TASK INSTRUCTIONS ▸
What is the number of lines in the data that include the string "controller"? Give it by itself.

--- GIVEN RECORDS ---

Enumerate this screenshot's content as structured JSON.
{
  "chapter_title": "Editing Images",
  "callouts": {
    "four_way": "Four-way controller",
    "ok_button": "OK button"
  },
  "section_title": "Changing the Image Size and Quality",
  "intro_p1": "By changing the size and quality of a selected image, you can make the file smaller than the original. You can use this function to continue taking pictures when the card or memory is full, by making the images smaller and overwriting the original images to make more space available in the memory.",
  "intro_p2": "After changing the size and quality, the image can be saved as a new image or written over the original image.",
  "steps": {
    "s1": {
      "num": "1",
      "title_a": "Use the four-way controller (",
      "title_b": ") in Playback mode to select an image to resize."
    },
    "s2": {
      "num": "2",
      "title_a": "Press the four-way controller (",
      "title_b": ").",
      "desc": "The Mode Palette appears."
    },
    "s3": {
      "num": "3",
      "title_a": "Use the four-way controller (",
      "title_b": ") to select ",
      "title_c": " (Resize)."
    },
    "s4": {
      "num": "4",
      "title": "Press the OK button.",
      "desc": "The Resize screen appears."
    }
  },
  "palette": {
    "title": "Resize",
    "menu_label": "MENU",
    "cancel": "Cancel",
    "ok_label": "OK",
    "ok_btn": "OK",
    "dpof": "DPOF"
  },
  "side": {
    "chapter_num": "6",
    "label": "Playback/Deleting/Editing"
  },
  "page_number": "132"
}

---

ANSWER SECTION ▸
4